The idea of dividing the octave into 22 steps of equal size seems to have originated with nineteenth-century music theorist RHM Bosanquet. Inspired by the division of the octave into 22 unequal parts in the music theory of India, Bosanquet noted that an equal division was capable of representing 5-limit music with tolerable accuracy. In this he was followed in the twentieth century by theorist José Würschmidt, who noted it as a possible next step after 19 equal temperament, and J. Murray Barbour in his survey of tuning history, Tuning and Temperament.
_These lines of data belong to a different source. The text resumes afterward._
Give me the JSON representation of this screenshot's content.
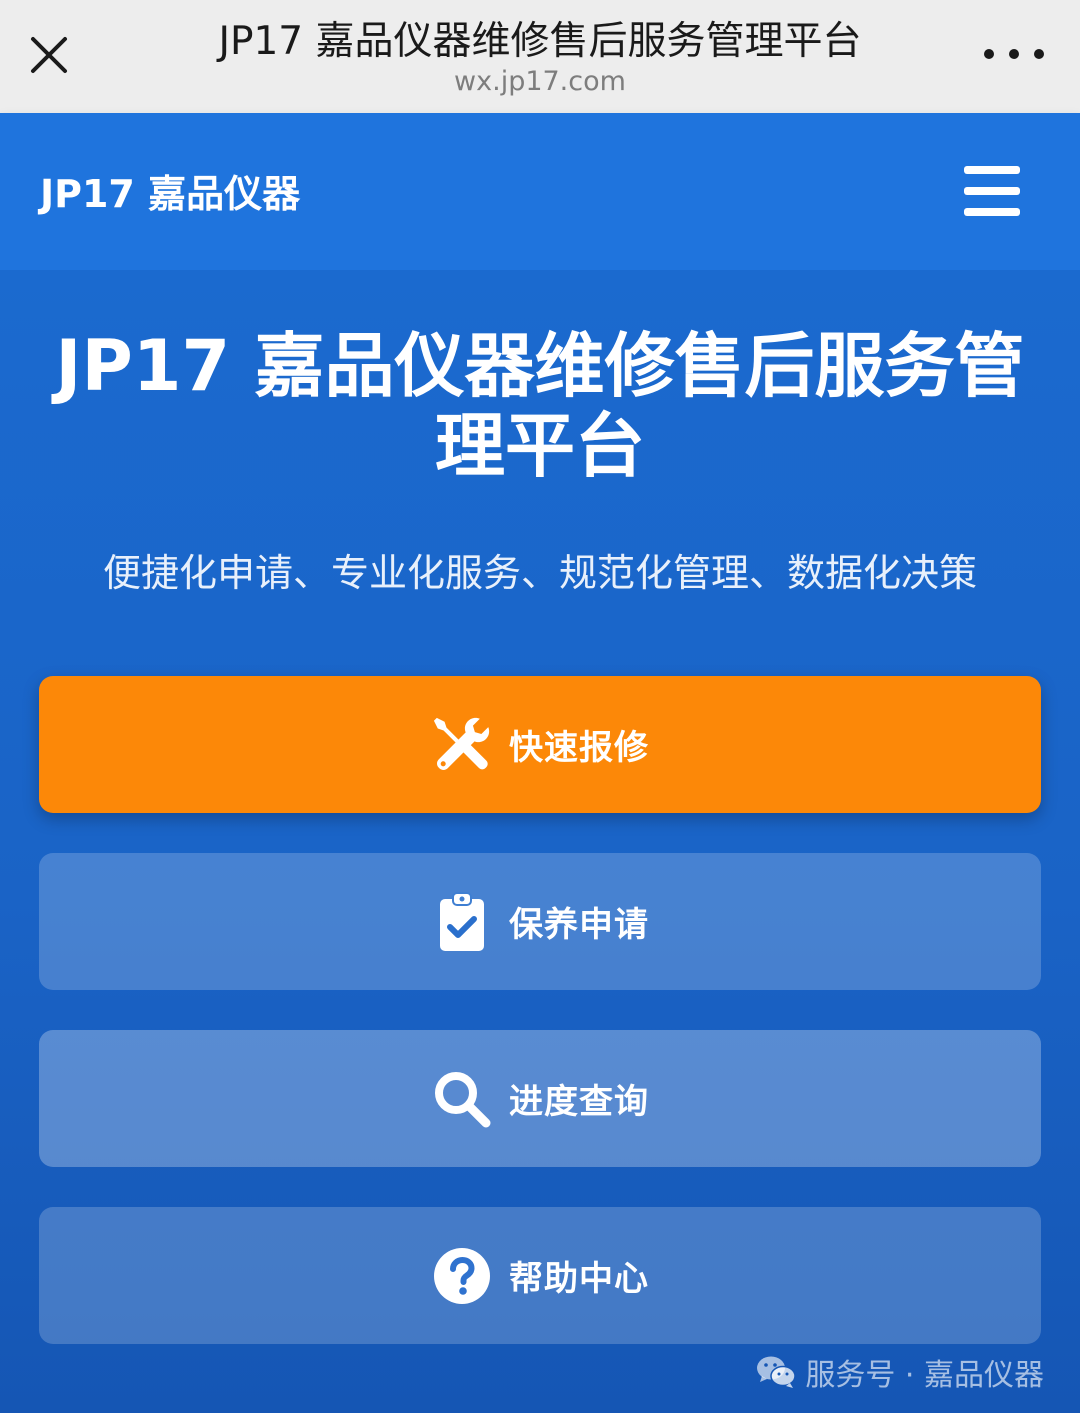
{
  "browser": {
    "title": "JP17 嘉品仪器维修售后服务管理平台",
    "url": "wx.jp17.com"
  },
  "header": {
    "brand": "JP17 嘉品仪器"
  },
  "hero": {
    "title": "JP17 嘉品仪器维修售后服务管理平台",
    "subtitle": "便捷化申请、专业化服务、规范化管理、数据化决策"
  },
  "actions": [
    {
      "label": "快速报修",
      "icon": "tools-icon"
    },
    {
      "label": "保养申请",
      "icon": "clipboard-check-icon"
    },
    {
      "label": "进度查询",
      "icon": "search-icon"
    },
    {
      "label": "帮助中心",
      "icon": "question-circle-icon"
    }
  ],
  "watermark": {
    "text": "服务号 · 嘉品仪器"
  },
  "colors": {
    "primary_blue": "#1a62c6",
    "header_blue": "#1f74dd",
    "accent_orange": "#fc8808",
    "browser_bar": "#ededed"
  }
}
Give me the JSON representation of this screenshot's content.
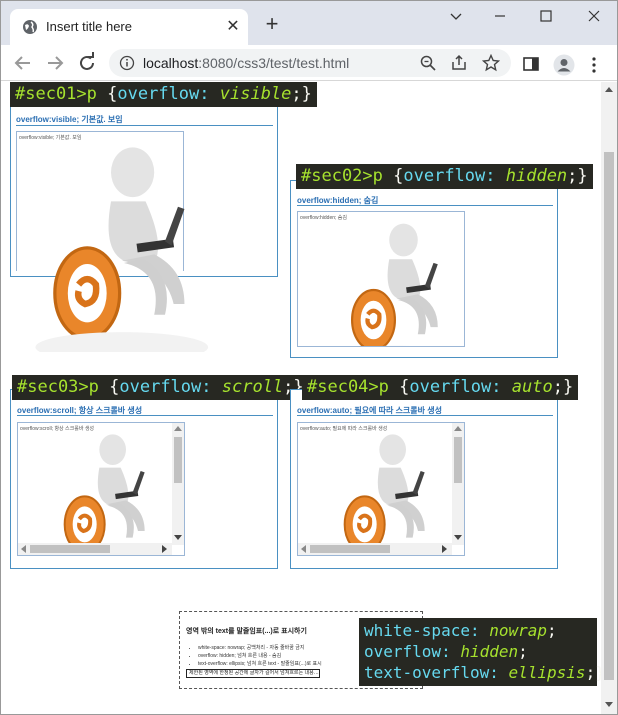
{
  "browser": {
    "tab_title": "Insert title here",
    "url_host": "localhost",
    "url_rest": ":8080/css3/test/test.html",
    "icons": [
      "globe-icon",
      "close-icon",
      "plus-icon",
      "chevron-down-icon",
      "minimize-icon",
      "maximize-icon",
      "close-window-icon",
      "back-arrow-icon",
      "forward-arrow-icon",
      "reload-icon",
      "info-icon",
      "zoom-icon",
      "share-icon",
      "star-icon",
      "side-panel-icon",
      "profile-icon",
      "menu-dots-icon"
    ]
  },
  "sec01": {
    "code_selector": "#sec01>p",
    "code_open": " {",
    "code_prop": "overflow:",
    "code_value": "visible",
    "code_close": ";}",
    "title": "overflow:visible; 기본값. 보임",
    "p_text": "overflow:visible; 기본값. 보임"
  },
  "sec02": {
    "code_selector": "#sec02>p",
    "code_open": " {",
    "code_prop": "overflow:",
    "code_value": "hidden",
    "code_close": ";}",
    "title": "overflow:hidden; 숨김",
    "p_text": "overflow:hidden; 숨김"
  },
  "sec03": {
    "code_selector": "#sec03>p",
    "code_open": " {",
    "code_prop": "overflow:",
    "code_value": "scroll",
    "code_close": ";}",
    "title": "overflow:scroll; 항상 스크롤바 생성",
    "p_text": "overflow:scroll; 항상 스크롤바 생성"
  },
  "sec04": {
    "code_selector": "#sec04>p",
    "code_open": " {",
    "code_prop": "overflow:",
    "code_value": "auto",
    "code_close": ";}",
    "title": "overflow:auto; 필요에 따라 스크롤바 생성",
    "p_text": "overflow:auto; 필요에 따라 스크롤바 생성"
  },
  "sec05": {
    "title": "영역 밖의 text를 말줄임표(...)로 표시하기",
    "items": [
      "white-space: nowrap; 공백처리 - 자동 줄바꿈 금지",
      "overflow: hidden; 넘쳐 흐른 내용 - 숨김",
      "text-overflow: ellipsis; 넘쳐 흐른 text - 말줄임표(...)로 표시"
    ],
    "box_text": "제한된 영역에 한정된 공간에 글자가 길어서 넘쳐흐르는 내용입니다",
    "code_line1_prop": "white-space:",
    "code_line1_val": "nowrap",
    "code_line2_prop": "overflow:",
    "code_line2_val": "hidden",
    "code_line3_prop": "text-overflow:",
    "code_line3_val": "ellipsis",
    "code_semicolon": ";",
    "code_close": ";}"
  }
}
Contemporary advocates of 22 equal temperament include music theorist Paul Erlich.

Interval size[edit]

Here are the sizes of some common intervals in this system:

interval name size (steps) size (cents) just ratio just (cents) error
perfect fifth 13 709.09 3:2 701.95 +7.14
septendecimal tritone 11 600 17:12 603.00 −3.00
septimal tritone 11 600 7:5 582.51 +17.49
11:8 wide fourth 10 545.45 11:8 551.32 −5.87
15:11 wide fourth 10 545.45 15:11 536.95 +8.50
perfect fourth 9 490.91 4:3 498.05 −7.14
septendecimal supermajor third 8 436.36 22:17 446.36 −10.00
septimal major third 8 436.36 9:7 435.08 +1.28
undecimal major third 8 436.36 14:11 417.51 +18.86
major third 7 381.82 5:4 386.31 −4.49
undecimal neutral third 6 327.27 11:9 347.41 −20.14
septendecimal supraminor third 6 327.27 17:14 336.13 −8.86
minor third 6 327.27 6:5 315.64 +11.63
septendecimal augmented second 5 272.73 20:17 281.36 −8.63
septimal minor third 5 272.73 7:6 266.88 +5.85
septimal whole tone 4 218.18 8:7 231.17 −12.99
septendecimal major second 4 218.18 17:15 216.69 +1.50
whole tone, major tone 4 218.18 9:8 203.91 +14.27
whole tone, minor tone 3 163.63 10:9 182.40 −18.77
neutral second, greater undecimal 3 163.64 11:10 165.00 −1.37
neutral second, lesser undecimal 3 163.64 12:11 150.64 +13.00
septimal diatonic semitone 2 109.09 15:14 119.44 −10.35
diatonic semitone, just 2 109.09 16:15 111.73 −2.64
17th harmonic 2 109.09 17:16 104.95 +4.13
Arabic lute index finger 2 109.09 18:17 98.95 +10.14
septimal chromatic semitone 2 109.09 21:20 84.47 +24.62
chromatic semitone, just 1 54.55 25:24 70.67 −16.13
septimal third-tone 1 54.55 28:27 62.96 −8.42
undecimal quarter tone 1 54.55 33:32 53.27 +1.27
septimal quarter tone 1 54.55 36:35 48.77 +5.78

External links[edit]

References[edit]

  • Barbour, James Murray, Tuning and temperament, a historical survey, East Lansing, Michigan State College Press, 1953 [c1951]
  • Bosanquet, R.H.M. "On the Hindoo division of the octave, with additions to the theory of higher orders" (Archived 2009-10-22), Proceedings of the Royal Society of London vol. 26 (March 1, 1877 to December 20, 1877) Taylor & Francis, London 1878, pp. 372-384. (Reproduced in Tagore, Sourindro Mohun, Hindu Music from Various Authors, Chowkhamba Sanskrit Series, Varanasi, India, 1965)